Ohio-based Cedar Fair, which owns Kansas City’s Worlds of Fun and Oceans of Fun, is considering a cash-for-stock merger offer from Six Flags, the amusement park chain headquartered in Texas. (Reuters)
WeWork’s IPO fallout spares one development, unclear with another
WeWork is moving forward with the construction of new offices at the Lightwell building in Kansas City, but it is unclear whether the company will continue with plans to lease 187,000 square feet at Sprint’s Overland Park, Kansas, headquarters. (Kansas City Business Journal)
H&R Block invests $2 million in KCRise Fund II
The Kansas City-based tax prep giant announced Friday that it will invest $2 million in KCRise Fund II, a venture capital fund that is expected to raise $30 million. (Kansas City Business Journal)
Nonprofit completes $12.4 million center in Ferguson
The Boys & Girls Clubs of Greater St. Louis has completed work on its new $12.4 million Teen Center of Excellence, which lies between four school districts. Officials say the 27,000-square-foot facility will open mid-November with teen membership at $25 annually. (St. Louis Business Journal)
Mid-Missouri apple festival draws 30,000
The 40th annual Ole Tyme Apple Festival drew roughly 30,000 people to Versailles, a mid-Missouri town of about 2,400 residents. (Missourinet)
Say that again
“Those efforts haven’t stopped. To that point, the experience with Icelandair will better help position Kansas City for the next opportunity.”
That’s Justin Meyer, deputy director of aviation at Kansas City International Airport, talking about the ongoing effort to attract a new transatlantic flight to the airport, The Kansas City Star reports. KCI lost its only transatlantic flight last week when Icelandair announced it would end its seasonal service to Iceland. The route became a top-10 destination for KCI travelers, but that demand alone may not be enough to win over another carrier. Meyer said that earning new routes requires long-term relationships with airlines. Any new European flight will likely require a subsidy or guarantee from the city, as was the case with Icelandair.
As a growing chorus of countries and companies pledge to work toward net-zero carbon emissions, today’s graphic looks at Missouri’s energy profile. Coal remains king of energy sources in the state, accounting for nearly twice as much energy consumption as the No. 2 source.
That’s how much Chesterfield-based Avadel Pharmaceuticals has shaved off its operating costs this year, down from $140 million last year, the St. Louis Post-Dispatch reports. Much of that reduction came from discontinuing Noctiva, a drug the company rolled out last year, as it focuses on a new narcolepsy drug. Avadel, a company of about 50 employees, is also cutting about 80 percent of its staff, mostly impacting employees outside Chesterfield operations, CEO Greg Divis said.
Hello, my name is
Richard Murphy Jr.

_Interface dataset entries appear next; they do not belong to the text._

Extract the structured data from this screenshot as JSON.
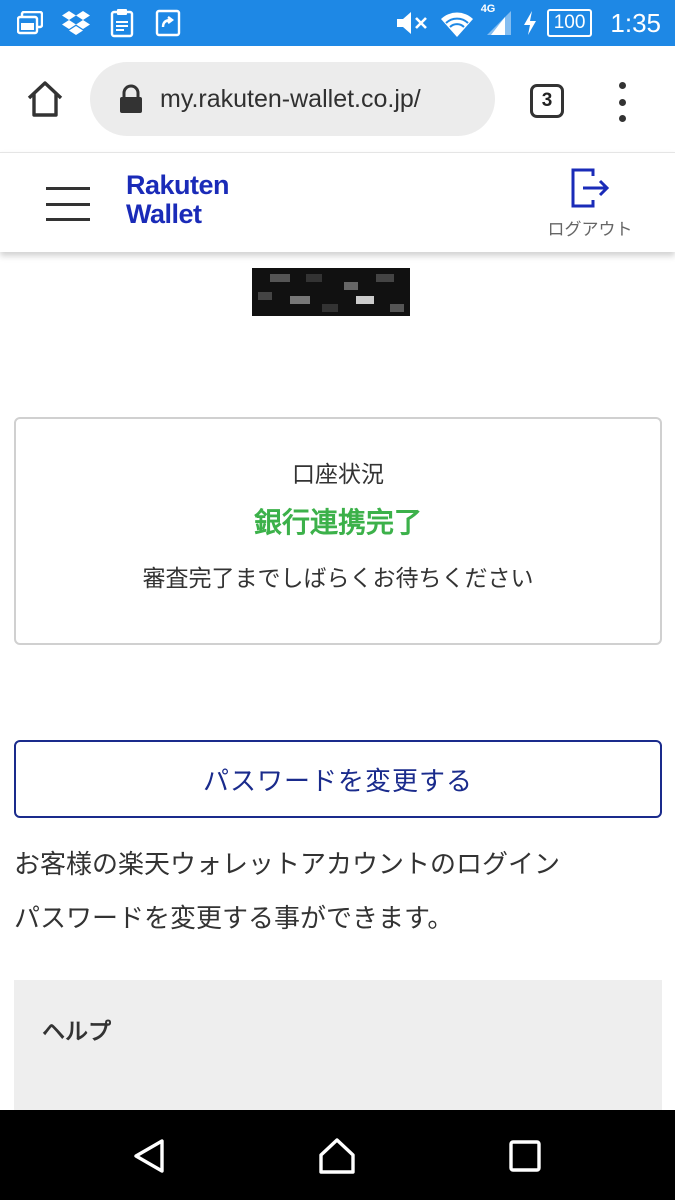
{
  "status_bar": {
    "battery": "100",
    "network": "4G",
    "time": "1:35"
  },
  "browser": {
    "url": "my.rakuten-wallet.co.jp/",
    "tab_count": "3"
  },
  "header": {
    "logo_line1": "Rakuten",
    "logo_line2": "Wallet",
    "logout_label": "ログアウト"
  },
  "account_status": {
    "title": "口座状況",
    "status": "銀行連携完了",
    "note": "審査完了までしばらくお待ちください"
  },
  "password": {
    "button_label": "パスワードを変更する",
    "description_line1": "お客様の楽天ウォレットアカウントのログイン",
    "description_line2": "パスワードを変更する事ができます。"
  },
  "help": {
    "title": "ヘルプ"
  },
  "colors": {
    "status_bar": "#1e88e5",
    "brand_blue": "#1a2bb8",
    "status_green": "#3cb14a",
    "button_border": "#1a2b8c"
  }
}
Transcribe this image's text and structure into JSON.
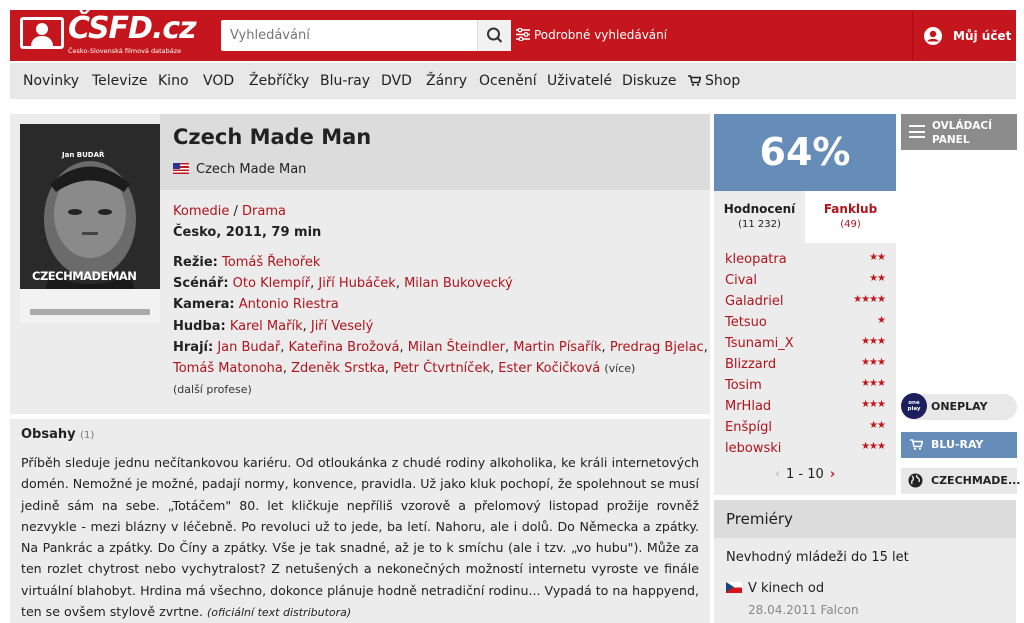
{
  "header": {
    "logo_text": "ČSFD.cz",
    "logo_subtitle": "Česko-Slovenská filmová databáze",
    "search_placeholder": "Vyhledávání",
    "advanced_search": "Podrobné vyhledávání",
    "account": "Můj účet"
  },
  "nav": {
    "items": [
      "Novinky",
      "Televize",
      "Kino",
      "VOD",
      "Žebříčky",
      "Blu-ray",
      "DVD",
      "Žánry",
      "Ocenění",
      "Uživatelé",
      "Diskuze",
      "Shop"
    ]
  },
  "film": {
    "title": "Czech Made Man",
    "original_title": "Czech Made Man",
    "genres": [
      "Komedie",
      "Drama"
    ],
    "genre_sep": "/",
    "origin": "Česko, 2011, 79 min",
    "credits": {
      "rezie_label": "Režie:",
      "rezie": "Tomáš Řehořek",
      "scenar_label": "Scénář:",
      "scenar": [
        "Oto Klempíř",
        "Jiří Hubáček",
        "Milan Bukovecký"
      ],
      "kamera_label": "Kamera:",
      "kamera": "Antonio Riestra",
      "hudba_label": "Hudba:",
      "hudba": [
        "Karel Mařík",
        "Jiří Veselý"
      ],
      "hraji_label": "Hrají:",
      "hraji_line1": [
        "Jan Budař",
        "Kateřina Brožová",
        "Milan Šteindler",
        "Martin Písařík",
        "Predrag Bjelac"
      ],
      "hraji_line2": [
        "Tomáš Matonoha",
        "Zdeněk Srstka",
        "Petr Čtvrtníček",
        "Ester Kočičková"
      ],
      "more": "(více)",
      "more_professions": "(další profese)"
    },
    "poster": {
      "actor_name": "Jan BUDAŘ",
      "title_text": "CZECHMADEMAN"
    }
  },
  "content": {
    "heading": "Obsahy",
    "count": "(1)",
    "text": "Příběh sleduje jednu nečítankovou kariéru. Od otloukánka z chudé rodiny alkoholika, ke králi internetových domén. Nemožné je možné, padají normy, konvence, pravidla. Už jako kluk pochopí, že spolehnout se musí jedině sám na sebe. „Totáčem\" 80. let kličkuje nepříliš vzorově a přelomový listopad prožije rovněž nezvykle - mezi blázny v léčebně. Po revoluci už to jede, ba letí. Nahoru, ale i dolů. Do Německa a zpátky. Na Pankrác a zpátky. Do Číny a zpátky. Vše je tak snadné, až je to k smíchu (ale i tzv. „vo hubu\"). Může za ten rozlet chytrost nebo vychytralost? Z netušených a nekonečných možností internetu vyroste ve finále virtuální blahobyt. Hrdina má všechno, dokonce plánuje hodně netradiční rodinu... Vypadá to na happyend, ten se ovšem stylově zvrtne.",
    "source": "(oficiální text distributora)"
  },
  "rating": {
    "percent": "64%",
    "tab_ratings": "Hodnocení",
    "tab_ratings_count": "(11 232)",
    "tab_fanclub": "Fanklub",
    "tab_fanclub_count": "(49)",
    "users": [
      {
        "name": "kleopatra",
        "stars": "★★"
      },
      {
        "name": "Cival",
        "stars": "★★"
      },
      {
        "name": "Galadriel",
        "stars": "★★★★"
      },
      {
        "name": "Tetsuo",
        "stars": "★"
      },
      {
        "name": "Tsunami_X",
        "stars": "★★★"
      },
      {
        "name": "Blizzard",
        "stars": "★★★"
      },
      {
        "name": "Tosim",
        "stars": "★★★"
      },
      {
        "name": "MrHlad",
        "stars": "★★★"
      },
      {
        "name": "Enšpígl",
        "stars": "★★"
      },
      {
        "name": "lebowski",
        "stars": "★★★"
      }
    ],
    "pager": "1 - 10",
    "colors": {
      "rating_box": "#658db8",
      "accent": "#c4161c"
    }
  },
  "sidebar": {
    "control_panel": "OVLÁDACÍ PANEL",
    "oneplay": "ONEPLAY",
    "oneplay_logo": "one play",
    "bluray": "BLU-RAY",
    "web": "CZECHMADE..."
  },
  "premieres": {
    "heading": "Premiéry",
    "age": "Nevhodný mládeži do 15 let",
    "cinema": "V kinech od",
    "date": "28.04.2011 Falcon"
  }
}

St. Louis-based Stifel Financial has hired this former Merrill Lynch broker to manage a new branch near Clayton, Advisor Hub reports. Murphy, who was the producing manager of Merrill’s Ladue branch, is one of four local Merrill brokers who took jobs with Stifel, the company announced Friday. Collectively, the four managed about $965 million for Merrill clients, anchored by Murphy’s book of $437 million.
It’s been a pleasure doing business with you this morning.